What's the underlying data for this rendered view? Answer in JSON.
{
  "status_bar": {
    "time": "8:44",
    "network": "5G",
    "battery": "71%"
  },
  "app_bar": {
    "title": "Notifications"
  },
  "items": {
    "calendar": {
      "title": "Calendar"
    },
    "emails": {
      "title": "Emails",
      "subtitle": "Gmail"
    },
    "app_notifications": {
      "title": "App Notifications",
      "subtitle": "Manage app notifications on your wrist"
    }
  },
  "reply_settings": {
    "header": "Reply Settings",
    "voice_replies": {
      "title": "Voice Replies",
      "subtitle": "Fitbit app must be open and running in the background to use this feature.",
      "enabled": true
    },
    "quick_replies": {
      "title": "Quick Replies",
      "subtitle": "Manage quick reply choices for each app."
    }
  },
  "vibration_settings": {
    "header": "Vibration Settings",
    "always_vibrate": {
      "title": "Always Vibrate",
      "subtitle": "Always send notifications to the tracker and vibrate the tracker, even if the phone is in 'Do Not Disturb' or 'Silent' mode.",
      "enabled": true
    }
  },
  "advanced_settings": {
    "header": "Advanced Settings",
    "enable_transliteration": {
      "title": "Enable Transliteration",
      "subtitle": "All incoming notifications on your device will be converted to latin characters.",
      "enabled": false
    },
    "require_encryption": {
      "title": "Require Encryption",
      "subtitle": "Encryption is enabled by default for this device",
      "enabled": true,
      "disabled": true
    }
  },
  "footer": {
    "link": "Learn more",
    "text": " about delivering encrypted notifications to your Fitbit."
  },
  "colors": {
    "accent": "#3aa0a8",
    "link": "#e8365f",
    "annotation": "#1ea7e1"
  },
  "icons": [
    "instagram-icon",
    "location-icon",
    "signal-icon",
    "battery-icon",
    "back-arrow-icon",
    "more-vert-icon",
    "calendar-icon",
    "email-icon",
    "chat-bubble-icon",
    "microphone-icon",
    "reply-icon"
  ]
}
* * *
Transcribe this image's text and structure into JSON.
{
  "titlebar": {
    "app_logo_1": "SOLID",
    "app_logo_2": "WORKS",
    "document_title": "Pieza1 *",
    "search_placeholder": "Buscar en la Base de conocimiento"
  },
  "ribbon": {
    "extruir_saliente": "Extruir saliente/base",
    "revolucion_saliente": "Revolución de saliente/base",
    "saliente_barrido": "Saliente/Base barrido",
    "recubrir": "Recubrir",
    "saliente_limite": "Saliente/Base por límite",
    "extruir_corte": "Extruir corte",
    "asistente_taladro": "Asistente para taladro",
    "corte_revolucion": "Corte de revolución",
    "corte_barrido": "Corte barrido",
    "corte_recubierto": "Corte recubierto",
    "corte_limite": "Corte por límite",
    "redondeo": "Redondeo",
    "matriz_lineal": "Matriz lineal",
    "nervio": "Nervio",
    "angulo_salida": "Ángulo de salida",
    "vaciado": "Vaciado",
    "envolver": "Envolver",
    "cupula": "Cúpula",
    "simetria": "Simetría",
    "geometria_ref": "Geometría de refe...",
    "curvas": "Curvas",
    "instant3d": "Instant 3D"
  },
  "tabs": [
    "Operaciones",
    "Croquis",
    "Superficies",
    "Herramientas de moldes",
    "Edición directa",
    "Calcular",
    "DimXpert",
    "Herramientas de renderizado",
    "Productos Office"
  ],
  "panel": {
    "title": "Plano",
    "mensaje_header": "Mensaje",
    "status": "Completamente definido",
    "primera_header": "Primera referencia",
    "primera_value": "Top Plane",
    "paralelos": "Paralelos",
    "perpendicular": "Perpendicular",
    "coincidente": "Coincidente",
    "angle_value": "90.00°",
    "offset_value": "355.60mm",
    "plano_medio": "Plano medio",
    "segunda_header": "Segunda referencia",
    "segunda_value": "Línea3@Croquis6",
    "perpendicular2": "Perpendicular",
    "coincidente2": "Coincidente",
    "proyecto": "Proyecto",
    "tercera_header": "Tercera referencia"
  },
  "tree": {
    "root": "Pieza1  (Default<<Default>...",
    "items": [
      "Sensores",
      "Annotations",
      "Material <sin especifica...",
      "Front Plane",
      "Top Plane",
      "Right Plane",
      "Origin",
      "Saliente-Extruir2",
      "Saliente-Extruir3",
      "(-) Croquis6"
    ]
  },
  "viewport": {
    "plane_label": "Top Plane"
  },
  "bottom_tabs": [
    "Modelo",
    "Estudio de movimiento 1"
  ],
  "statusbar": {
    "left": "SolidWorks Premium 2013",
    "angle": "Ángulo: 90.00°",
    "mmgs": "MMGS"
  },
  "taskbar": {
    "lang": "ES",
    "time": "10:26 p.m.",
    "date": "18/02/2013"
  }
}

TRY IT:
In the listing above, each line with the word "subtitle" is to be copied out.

RESPONSE BELOW:
      "subtitle": "Gmail"
      "subtitle": "Manage app notifications on your wrist"
      "subtitle": "Fitbit app must be open and running in the background to use this feature.",
      "subtitle": "Manage quick reply choices for each app."
      "subtitle": "Always send notifications to the tracker and vibrate the tracker, even if the phone is in 'Do Not Disturb' or 'Silent' mode.",
      "subtitle": "All incoming notifications on your device will be converted to latin characters.",
      "subtitle": "Encryption is enabled by default for this device",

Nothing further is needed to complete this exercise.